“In a time when the immigration debate is at full roar let us never forget how the Black experience in the United States started,” Stewart said. “We don’t get to pick and choose what parts of U.S. history we glorify with monuments while other the part we ignore because it’s in the past.”

Stewart also goes on to explain that while an important message in the film, he believes it is a mistake to boil the film’s message and legacy down to simply being anti-colonialism.

“Some falsely assume this movie is a rant against colonization. While the impact of violence and genocide are central to the message, the more meaningful one for me was the notion that those with means and resources are obligated to help those in need,” Stewart said. “It would be impossible to tell the story of the African experience in America without exploring the themes of colonialism and slavery, but to reduce the film down to this is intellectually lazy.”

Stewart said in his opinion, the deeper message of the movie is that those with power and resources help those less fortunate.
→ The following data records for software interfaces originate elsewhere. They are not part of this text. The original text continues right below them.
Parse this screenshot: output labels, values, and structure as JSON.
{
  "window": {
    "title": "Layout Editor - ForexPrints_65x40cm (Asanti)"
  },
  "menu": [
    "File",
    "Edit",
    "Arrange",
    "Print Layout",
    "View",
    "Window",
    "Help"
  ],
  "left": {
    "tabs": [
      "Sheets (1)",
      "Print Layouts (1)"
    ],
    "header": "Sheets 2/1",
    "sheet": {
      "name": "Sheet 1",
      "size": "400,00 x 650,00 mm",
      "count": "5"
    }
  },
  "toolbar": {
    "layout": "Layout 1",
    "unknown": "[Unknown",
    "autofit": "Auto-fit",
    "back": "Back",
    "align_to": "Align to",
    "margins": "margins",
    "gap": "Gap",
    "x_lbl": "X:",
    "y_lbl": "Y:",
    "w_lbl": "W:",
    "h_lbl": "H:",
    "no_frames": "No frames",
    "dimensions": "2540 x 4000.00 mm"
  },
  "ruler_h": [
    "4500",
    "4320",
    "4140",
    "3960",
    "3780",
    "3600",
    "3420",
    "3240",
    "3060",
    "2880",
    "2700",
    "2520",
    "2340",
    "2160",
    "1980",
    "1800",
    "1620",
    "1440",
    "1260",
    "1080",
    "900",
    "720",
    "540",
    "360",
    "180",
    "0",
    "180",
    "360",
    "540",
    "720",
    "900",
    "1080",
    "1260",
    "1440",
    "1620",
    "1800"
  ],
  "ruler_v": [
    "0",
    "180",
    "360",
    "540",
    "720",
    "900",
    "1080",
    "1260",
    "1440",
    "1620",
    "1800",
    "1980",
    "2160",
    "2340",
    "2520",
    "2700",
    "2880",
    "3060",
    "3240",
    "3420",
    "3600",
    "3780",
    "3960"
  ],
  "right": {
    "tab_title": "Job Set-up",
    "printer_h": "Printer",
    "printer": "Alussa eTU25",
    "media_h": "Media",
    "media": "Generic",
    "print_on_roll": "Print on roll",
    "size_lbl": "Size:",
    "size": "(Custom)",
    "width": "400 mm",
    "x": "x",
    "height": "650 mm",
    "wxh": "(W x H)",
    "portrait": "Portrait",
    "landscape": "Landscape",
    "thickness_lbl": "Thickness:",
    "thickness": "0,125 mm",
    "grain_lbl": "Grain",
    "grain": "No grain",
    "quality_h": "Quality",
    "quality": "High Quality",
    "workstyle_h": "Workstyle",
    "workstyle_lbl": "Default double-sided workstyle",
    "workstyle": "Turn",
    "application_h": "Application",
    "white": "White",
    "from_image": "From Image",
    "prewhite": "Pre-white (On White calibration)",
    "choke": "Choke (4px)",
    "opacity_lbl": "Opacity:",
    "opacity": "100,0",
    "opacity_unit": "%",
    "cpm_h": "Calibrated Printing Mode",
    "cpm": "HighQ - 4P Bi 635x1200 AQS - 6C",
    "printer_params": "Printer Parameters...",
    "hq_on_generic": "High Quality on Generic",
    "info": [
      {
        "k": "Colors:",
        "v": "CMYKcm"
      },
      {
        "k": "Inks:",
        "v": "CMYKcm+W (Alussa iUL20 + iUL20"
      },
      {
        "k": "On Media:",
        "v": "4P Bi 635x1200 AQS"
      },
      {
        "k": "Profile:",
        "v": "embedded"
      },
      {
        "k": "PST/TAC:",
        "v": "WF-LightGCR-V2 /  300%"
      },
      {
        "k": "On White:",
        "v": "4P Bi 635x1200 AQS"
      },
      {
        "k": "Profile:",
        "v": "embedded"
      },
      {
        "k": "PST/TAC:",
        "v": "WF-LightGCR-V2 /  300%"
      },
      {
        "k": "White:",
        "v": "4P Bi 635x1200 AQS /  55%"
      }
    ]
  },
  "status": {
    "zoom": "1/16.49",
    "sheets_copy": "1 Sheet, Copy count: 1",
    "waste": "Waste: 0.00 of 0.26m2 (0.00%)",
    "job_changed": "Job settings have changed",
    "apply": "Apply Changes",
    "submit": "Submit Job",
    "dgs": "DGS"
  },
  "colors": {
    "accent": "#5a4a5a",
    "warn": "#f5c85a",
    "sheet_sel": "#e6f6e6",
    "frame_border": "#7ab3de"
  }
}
“The fundamental question and central theme was why, if Wakanda is so affluent and technologically advanced, did they not help the Black people who were in bondage during slavery or experiencing disparate treatment all over the world?” Stewart said.

“Black Panther” is not short of strong black women either, as Stewart explains the important role many of the women in “Black Panther” played as well as the intersectionality between the female characters of “Black Panther” and the actions of black women in today’s society.

“Black women have been at the forefront of social change in the United States historically, and especially today with Black Lives Matter, Me Too, etc.,” Stewart said. “The point being, the Dora Milaje represent the spiritual AND physical protectors of Wakanda as Black women have served in this role for our community for generations.

“What was unique is that the women were the source of both the physical and emotional strength for the king.”

Stewart believes the strong women in “Black Panther” are one of the most clear reflections of our culture and society on the whole.

“The depiction of the Black women as the central figure of Black power and strength is the least fictional part of this Hollywood blockbuster,” stated Stewart.

The film also holds a strong connection to the seven principles of Kwanzaa, a holiday which celebrates and honors African heritage as well as African American culture, by exploring the seven principles of Kwanzaa, these principles being: Umoja, unity; Kujichagulia, self-determination; Ujima, collective work and responsibility; Ujamaa, cooperative economics; Nia, purpose; Kuumba, creativity; and Imani, faith, as explained by Stewart.